**INFORMATION PROVIDED**

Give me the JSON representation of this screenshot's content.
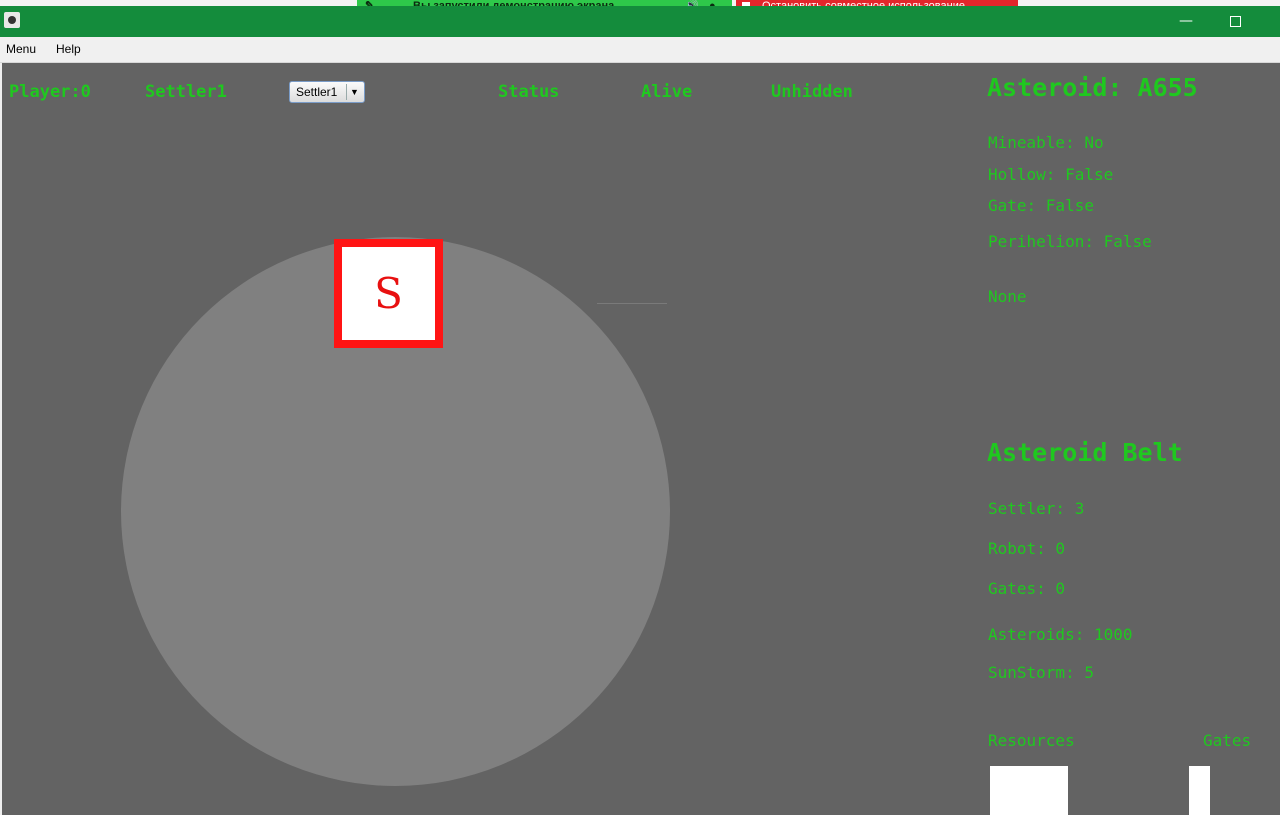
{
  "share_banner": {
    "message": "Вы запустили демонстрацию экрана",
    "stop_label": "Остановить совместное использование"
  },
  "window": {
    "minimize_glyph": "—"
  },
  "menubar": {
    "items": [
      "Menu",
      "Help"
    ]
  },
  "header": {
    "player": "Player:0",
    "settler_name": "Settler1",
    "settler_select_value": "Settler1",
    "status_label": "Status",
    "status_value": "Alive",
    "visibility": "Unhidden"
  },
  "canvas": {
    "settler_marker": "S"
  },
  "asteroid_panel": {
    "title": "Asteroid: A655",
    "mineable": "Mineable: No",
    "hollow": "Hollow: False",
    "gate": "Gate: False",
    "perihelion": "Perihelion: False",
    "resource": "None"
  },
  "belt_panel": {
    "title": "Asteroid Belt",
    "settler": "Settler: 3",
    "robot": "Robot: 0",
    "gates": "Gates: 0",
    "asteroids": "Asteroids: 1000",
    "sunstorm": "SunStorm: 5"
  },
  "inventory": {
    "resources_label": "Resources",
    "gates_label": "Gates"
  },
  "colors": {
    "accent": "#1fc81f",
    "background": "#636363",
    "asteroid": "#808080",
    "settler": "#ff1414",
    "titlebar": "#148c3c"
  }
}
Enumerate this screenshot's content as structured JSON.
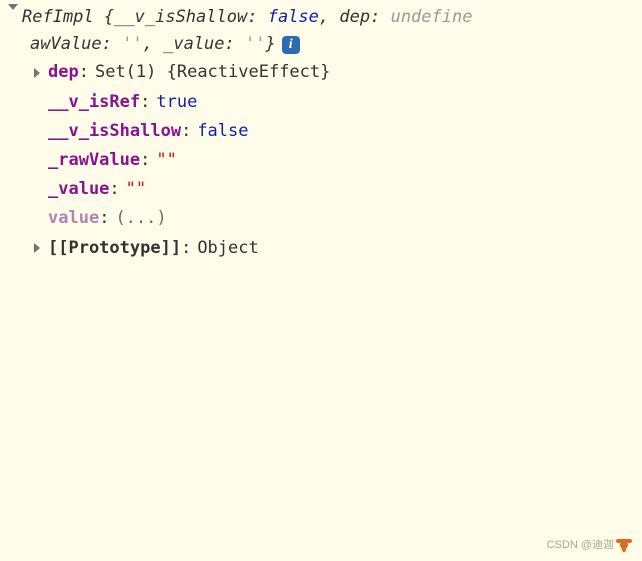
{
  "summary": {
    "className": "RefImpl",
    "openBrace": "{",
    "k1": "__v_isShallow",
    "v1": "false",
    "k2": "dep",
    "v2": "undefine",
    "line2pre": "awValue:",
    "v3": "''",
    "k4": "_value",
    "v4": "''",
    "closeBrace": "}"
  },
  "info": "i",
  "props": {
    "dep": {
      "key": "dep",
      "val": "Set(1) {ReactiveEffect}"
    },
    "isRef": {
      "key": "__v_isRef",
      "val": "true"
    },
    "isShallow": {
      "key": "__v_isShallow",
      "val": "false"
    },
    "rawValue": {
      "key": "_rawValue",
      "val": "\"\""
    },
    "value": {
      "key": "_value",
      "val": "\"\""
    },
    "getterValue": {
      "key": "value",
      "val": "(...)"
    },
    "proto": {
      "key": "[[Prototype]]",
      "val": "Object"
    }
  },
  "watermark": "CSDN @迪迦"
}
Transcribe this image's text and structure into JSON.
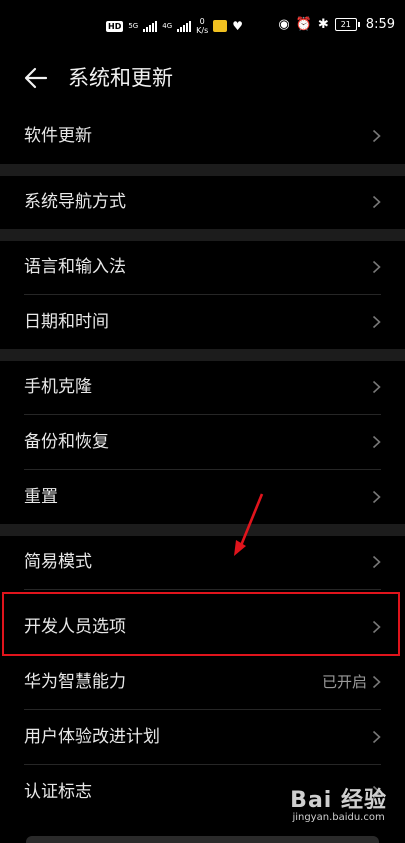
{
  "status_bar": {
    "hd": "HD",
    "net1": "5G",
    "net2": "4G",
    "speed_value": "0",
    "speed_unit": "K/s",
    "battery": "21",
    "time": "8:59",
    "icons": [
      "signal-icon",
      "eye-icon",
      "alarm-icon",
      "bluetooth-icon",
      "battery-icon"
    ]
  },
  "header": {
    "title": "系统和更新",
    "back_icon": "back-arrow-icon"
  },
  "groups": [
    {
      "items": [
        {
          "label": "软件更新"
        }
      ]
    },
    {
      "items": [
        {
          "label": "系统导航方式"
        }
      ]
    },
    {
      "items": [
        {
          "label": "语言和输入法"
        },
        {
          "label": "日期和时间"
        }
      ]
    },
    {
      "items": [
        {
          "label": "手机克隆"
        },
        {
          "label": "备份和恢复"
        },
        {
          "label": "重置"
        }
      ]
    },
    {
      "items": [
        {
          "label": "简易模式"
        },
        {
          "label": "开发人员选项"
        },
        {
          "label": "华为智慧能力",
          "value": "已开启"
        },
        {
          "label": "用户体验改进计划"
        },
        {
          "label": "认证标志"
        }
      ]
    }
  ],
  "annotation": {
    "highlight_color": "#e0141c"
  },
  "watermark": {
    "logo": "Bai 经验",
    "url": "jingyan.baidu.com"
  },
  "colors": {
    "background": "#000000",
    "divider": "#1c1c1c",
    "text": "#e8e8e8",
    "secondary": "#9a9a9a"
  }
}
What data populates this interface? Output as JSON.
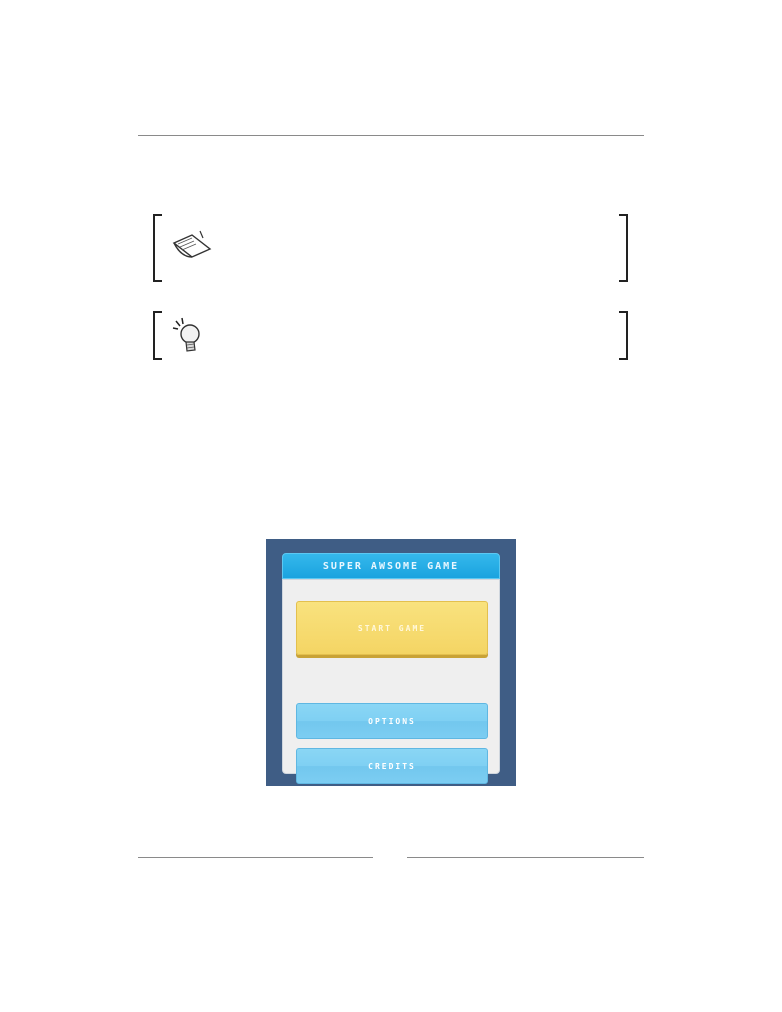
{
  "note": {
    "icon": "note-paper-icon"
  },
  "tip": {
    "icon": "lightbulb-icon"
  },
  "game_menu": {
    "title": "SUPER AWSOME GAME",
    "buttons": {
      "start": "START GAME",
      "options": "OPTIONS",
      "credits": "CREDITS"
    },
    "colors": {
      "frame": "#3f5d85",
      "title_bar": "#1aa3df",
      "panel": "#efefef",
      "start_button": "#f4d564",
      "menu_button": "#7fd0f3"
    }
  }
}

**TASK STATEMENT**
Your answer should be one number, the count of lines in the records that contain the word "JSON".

**RESPONSE FOR THIS EXERCISE**
4